New York Appellate Court Hands A Loss To Grooveshark In UMG Lawsuit
April 24, 2013 at 4:20 AM (PT)
A NEW YORK appellate court ruled YESTERDAY (4/23) that websites that had users uploading music recorded prior to 1972 are responsible for that copyright violation. The ruling stemmed from a lawsuit filed against GROOVESHARK by UNIVERSAL MUSIC GROUP. MEDIAPOST reports, "The appellate court ruled that the Digital Millennium Copyright Act's safe harbor provisions don't apply to pre-1972 sound recordings. Those safe harbors say that Web services providers aren't liable for users' infringement, as long as the online companies remove pirated material upon the content owner's request."
The appeals court came to its decision becase it felt allowing GROOVESHARK to claim the safe harbors for pre-1972 songs would limit UMG's common law rights.
"Had the DMCA never been enacted, there would be no question that UMG could sue defendant in NEW YORK STATE courts to enforce its copyright in the pre-1972 recordings, as soon as it learned that one of the recordings had been posted on GROOVESHARK," the court wrote.
MEDIAPOST notes, "The judges discounted GROOVESHARK's contention that Congress didn't intend to require Web services to police sites for infringement by users."

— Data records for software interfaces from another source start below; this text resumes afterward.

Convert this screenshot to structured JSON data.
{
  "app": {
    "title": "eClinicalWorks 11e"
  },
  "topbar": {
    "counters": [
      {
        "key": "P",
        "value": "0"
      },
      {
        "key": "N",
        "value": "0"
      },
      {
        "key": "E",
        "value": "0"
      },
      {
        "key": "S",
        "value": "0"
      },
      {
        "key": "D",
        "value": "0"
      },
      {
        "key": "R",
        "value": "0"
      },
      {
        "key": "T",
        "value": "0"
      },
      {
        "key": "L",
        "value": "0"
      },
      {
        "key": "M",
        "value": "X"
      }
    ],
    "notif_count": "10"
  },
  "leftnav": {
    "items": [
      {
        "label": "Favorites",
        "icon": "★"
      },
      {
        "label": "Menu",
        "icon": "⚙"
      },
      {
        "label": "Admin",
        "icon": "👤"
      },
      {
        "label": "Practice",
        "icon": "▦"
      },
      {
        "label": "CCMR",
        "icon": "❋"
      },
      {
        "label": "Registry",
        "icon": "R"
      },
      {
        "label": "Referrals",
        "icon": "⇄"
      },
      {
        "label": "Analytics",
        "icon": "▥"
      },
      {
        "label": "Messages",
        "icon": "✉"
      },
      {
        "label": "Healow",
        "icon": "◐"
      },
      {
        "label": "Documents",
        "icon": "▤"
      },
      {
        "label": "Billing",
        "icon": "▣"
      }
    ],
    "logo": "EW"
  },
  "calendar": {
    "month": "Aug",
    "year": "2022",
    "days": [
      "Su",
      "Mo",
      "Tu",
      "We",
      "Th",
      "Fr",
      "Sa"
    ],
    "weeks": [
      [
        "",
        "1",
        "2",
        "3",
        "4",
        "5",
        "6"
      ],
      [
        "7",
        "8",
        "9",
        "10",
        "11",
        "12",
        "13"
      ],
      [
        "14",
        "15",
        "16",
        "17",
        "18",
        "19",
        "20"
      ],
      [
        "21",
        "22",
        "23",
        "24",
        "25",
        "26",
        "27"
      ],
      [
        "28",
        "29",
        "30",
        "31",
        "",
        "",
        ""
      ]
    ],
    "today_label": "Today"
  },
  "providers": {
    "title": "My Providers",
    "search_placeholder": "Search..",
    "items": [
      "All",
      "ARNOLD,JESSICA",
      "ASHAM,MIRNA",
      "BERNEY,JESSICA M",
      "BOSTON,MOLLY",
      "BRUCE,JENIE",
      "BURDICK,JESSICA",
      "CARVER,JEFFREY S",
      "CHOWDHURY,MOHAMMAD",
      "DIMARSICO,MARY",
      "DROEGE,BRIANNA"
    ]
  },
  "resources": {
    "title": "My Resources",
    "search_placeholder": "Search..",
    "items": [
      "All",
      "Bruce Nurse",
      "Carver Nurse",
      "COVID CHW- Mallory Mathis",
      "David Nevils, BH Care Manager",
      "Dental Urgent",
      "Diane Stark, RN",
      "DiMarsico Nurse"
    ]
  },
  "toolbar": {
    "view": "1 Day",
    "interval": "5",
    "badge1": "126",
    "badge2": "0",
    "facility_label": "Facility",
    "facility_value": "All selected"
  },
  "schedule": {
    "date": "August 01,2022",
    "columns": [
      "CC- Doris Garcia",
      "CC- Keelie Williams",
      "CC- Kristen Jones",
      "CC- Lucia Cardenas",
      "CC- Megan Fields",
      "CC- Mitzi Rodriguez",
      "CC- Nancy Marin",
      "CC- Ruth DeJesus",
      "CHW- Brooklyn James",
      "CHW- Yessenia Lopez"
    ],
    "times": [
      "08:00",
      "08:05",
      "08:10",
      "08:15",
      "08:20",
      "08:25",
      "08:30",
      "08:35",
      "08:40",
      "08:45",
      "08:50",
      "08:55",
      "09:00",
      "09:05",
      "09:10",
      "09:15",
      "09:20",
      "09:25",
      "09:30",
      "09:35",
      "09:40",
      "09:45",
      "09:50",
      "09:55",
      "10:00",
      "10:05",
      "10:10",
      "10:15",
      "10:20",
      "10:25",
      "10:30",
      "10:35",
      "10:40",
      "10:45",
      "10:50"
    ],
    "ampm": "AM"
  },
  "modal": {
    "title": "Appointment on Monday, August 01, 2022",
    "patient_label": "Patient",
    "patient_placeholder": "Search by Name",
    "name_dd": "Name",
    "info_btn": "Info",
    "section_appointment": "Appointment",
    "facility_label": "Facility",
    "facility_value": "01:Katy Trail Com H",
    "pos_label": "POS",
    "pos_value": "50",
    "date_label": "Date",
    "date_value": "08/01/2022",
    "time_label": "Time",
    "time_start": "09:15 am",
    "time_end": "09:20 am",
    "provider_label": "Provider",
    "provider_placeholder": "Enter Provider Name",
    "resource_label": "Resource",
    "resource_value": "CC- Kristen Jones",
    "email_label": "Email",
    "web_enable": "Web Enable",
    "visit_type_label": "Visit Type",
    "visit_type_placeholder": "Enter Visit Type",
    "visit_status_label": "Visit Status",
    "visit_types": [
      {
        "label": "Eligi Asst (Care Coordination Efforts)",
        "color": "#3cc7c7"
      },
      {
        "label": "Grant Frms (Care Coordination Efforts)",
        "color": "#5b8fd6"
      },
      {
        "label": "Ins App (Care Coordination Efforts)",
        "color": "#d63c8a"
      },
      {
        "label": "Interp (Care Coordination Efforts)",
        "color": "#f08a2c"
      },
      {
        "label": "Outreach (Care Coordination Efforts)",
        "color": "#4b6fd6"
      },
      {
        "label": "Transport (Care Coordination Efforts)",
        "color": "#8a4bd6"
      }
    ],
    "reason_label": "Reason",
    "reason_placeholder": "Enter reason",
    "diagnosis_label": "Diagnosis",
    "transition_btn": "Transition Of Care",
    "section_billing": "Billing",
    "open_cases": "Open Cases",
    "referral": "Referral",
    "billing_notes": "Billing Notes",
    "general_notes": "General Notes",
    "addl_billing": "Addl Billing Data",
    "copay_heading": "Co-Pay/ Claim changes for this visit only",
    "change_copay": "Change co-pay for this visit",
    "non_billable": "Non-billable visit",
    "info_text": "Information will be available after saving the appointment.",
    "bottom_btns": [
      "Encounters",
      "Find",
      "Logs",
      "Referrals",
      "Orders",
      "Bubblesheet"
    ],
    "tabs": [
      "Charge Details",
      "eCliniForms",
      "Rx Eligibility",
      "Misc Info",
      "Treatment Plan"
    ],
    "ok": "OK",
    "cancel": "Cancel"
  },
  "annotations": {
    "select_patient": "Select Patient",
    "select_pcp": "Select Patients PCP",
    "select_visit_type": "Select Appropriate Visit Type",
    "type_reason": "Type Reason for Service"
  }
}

"We reject defendant’s argument that the very purpose of the DMCA will be thwarted if it is deemed not to apply to the pre-1972 recordings," the court wrote.